Tuesday, April 3, 2012

Peri - (Oh no!) - dontal disease

We had just returned from our honeymoon, blissfully (yes, blissfully!) happy.  Marriage was even better than we had anticipated.  Somehow, after saying our vows, we entered into an even more intimate, comfortable, secure, loving relationship.  Taking care of each other became our top priority. And we constantly teased, hugged, loved.  I remember thinking, "It doesn't get better than this."

Three days after we returned from our honeymoon, I attended a routine dental appointment.  Water shot out from Dr. L's high-powered cleaning device to clean the surface of my teeth and the spaces in between.  His assistant maneuvered a suctioning device around my mouth as Dr. L cleaned, and at one point she removed it.  I took the opportunity to swallow.  And tasted blood.

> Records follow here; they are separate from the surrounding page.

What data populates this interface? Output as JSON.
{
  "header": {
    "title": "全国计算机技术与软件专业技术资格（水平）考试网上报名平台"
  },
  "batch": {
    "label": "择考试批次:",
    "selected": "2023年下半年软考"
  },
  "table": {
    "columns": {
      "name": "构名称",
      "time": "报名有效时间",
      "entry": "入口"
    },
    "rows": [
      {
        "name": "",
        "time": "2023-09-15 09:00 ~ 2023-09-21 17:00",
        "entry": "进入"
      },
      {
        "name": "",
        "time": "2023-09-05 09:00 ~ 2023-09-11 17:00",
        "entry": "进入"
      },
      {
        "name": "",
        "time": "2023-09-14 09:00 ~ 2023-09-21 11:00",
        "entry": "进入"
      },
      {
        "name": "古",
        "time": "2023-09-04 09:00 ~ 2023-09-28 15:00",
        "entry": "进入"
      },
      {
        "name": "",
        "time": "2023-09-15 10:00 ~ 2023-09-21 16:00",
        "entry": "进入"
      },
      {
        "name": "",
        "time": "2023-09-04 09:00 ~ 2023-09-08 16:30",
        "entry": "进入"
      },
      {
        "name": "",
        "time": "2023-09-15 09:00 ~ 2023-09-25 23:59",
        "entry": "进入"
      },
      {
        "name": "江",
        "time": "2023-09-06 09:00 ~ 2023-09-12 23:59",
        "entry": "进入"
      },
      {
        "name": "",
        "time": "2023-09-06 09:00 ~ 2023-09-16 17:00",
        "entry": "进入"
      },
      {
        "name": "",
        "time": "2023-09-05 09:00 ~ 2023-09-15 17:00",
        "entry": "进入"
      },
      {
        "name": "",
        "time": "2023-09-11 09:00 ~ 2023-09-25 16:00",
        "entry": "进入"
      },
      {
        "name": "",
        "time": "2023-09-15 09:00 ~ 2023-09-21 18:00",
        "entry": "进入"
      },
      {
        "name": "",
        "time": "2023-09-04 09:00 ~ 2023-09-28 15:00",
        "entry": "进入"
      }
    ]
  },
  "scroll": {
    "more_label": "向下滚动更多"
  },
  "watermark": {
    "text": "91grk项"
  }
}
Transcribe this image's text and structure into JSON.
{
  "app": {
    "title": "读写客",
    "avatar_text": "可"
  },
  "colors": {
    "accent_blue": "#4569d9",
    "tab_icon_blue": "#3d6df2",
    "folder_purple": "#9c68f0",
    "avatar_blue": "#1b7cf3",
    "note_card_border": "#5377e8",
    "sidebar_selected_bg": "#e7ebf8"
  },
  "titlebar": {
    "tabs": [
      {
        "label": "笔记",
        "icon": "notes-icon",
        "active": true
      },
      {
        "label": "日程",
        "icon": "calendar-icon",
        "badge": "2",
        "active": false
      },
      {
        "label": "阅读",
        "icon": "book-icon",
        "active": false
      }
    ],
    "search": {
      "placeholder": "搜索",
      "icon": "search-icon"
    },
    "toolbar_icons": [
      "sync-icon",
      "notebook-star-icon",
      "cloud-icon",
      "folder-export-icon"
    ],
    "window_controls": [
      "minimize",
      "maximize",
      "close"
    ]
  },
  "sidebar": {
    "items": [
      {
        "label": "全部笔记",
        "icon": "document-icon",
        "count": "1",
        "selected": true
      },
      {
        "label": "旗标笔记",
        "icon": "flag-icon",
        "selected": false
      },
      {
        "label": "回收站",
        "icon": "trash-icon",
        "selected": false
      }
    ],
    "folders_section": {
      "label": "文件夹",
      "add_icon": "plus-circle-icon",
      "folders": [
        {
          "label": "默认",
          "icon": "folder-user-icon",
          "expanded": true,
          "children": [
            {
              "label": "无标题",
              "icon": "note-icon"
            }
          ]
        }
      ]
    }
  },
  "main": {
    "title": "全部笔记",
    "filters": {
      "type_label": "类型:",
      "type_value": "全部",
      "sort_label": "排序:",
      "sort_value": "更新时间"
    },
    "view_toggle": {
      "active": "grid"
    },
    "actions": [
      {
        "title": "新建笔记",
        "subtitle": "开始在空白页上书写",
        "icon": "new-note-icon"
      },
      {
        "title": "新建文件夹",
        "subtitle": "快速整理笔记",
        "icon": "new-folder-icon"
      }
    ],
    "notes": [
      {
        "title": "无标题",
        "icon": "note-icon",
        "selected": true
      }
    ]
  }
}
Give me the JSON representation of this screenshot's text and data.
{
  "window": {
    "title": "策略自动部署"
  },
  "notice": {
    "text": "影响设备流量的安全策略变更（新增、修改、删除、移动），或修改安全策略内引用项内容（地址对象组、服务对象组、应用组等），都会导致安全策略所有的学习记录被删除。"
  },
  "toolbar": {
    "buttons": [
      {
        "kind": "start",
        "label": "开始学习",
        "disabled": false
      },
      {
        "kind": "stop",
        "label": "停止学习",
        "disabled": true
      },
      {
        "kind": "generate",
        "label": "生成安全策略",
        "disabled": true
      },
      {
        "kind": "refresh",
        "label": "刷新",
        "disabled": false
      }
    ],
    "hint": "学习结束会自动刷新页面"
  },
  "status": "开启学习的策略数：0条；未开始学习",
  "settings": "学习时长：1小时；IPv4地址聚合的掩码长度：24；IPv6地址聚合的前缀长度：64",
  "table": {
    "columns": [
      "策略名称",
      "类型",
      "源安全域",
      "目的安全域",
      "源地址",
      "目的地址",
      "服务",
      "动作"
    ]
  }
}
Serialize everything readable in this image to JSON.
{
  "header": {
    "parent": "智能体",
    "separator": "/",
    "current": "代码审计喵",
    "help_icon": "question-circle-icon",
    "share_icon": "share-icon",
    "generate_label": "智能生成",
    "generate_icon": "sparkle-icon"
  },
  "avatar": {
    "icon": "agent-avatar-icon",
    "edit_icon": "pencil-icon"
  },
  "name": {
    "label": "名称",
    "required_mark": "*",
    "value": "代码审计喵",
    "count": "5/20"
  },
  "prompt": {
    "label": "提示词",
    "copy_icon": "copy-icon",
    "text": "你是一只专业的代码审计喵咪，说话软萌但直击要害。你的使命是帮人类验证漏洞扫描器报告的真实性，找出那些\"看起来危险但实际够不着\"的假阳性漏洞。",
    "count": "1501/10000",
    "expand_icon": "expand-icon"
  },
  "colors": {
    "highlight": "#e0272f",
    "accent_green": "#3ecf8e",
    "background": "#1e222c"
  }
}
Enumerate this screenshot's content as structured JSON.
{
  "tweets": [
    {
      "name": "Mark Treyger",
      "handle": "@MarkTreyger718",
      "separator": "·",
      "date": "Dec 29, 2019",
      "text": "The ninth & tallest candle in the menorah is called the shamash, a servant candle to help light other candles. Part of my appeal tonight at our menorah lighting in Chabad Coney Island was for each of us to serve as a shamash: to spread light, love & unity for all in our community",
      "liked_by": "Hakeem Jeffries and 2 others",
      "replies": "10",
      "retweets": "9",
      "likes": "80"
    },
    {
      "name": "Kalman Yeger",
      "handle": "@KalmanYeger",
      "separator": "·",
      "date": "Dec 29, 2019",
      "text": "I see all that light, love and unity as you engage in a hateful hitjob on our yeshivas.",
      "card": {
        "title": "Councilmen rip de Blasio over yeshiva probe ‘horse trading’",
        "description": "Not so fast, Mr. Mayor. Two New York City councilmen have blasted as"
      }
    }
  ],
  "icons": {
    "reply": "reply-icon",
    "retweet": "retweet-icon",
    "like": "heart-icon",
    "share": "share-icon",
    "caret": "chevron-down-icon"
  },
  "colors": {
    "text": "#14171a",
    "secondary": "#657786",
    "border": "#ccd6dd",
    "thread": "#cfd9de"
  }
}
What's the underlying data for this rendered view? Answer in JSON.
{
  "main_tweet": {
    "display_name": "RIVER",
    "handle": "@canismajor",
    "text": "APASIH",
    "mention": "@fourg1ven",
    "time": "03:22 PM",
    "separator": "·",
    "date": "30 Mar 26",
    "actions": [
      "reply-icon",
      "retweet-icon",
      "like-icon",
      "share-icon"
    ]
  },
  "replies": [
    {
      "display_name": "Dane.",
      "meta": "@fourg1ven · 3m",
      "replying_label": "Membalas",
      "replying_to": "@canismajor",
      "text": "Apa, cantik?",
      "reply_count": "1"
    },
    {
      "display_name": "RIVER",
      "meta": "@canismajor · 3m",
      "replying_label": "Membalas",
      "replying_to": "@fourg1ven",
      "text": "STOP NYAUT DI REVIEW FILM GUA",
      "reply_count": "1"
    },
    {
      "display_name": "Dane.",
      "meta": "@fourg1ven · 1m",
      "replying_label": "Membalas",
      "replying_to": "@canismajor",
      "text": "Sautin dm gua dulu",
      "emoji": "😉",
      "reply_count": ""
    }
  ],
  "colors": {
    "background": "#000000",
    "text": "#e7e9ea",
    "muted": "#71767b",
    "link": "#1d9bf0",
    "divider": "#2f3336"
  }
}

Dr. L pulled up a chair after the cleaning and told me that he was concerned about the amount my gums had bled during the appointment.  Usually this is a result of tartar build up, he told me.  But I had none.  He was concerned that my having had undiagnosed diabetes for awhile had led to the development of gum disease.  I couldn't believe it.  M is forever teasing me about how thoroughly I brush and floss.  How had this happened?

One week later, I was at Dr. P's office.  He was the periodontist Dr. L referred me to.  He used a measuring tool to assess how deep the pockets between my teeth and gums were.  The deeper he could submerge the tool beneath my gum line, the more concerning the pocket was.  I had remembered Dr. L telling me that 3's were normal.  When I heard Dr. P read out 4's, 5's, even 6's to his assistant, I fought back tears.  Closed my eyes against the pain and focused on taking one breath at a time.

Dr. P pulled up a chair after the procedure and told me I had periodontal disease and would need to schedule surgery as soon as possible.  Untreated, periodontal disease would lead to tooth loss.  This was all so overwhelming to me.  Within the space of 8 months, I had been diagnosed with Type 1 diabetes, learned how to manage diabetes with fingersticks and injections, began using a continuous glucose monitor, and a pump...and now diagnosed with periodontal disease.  And this in addition to all the good stress, the moving in with M, planning our wedding, taking and passing my licensing exam, getting married...

I've had about a week to adjust to this latest news, this new chronic condition that I'll have to manage for the rest of my life with quarterly visits and hypervigilance about oral hygiene.  This news stole M's and my bliss for a time, until we fought to regain it.  Until I renewed my commitment to yoga and my spiritual practice.

J, Dr. P's assistant, met with me before I left my appointment.  She told me that whenever she doesn't understand a condition her daughter was born with, why it was that other little girls don't have to manage what her daughter does, she tells herself that it's because they wouldn't be able to.  That if we're given it, we can handle it.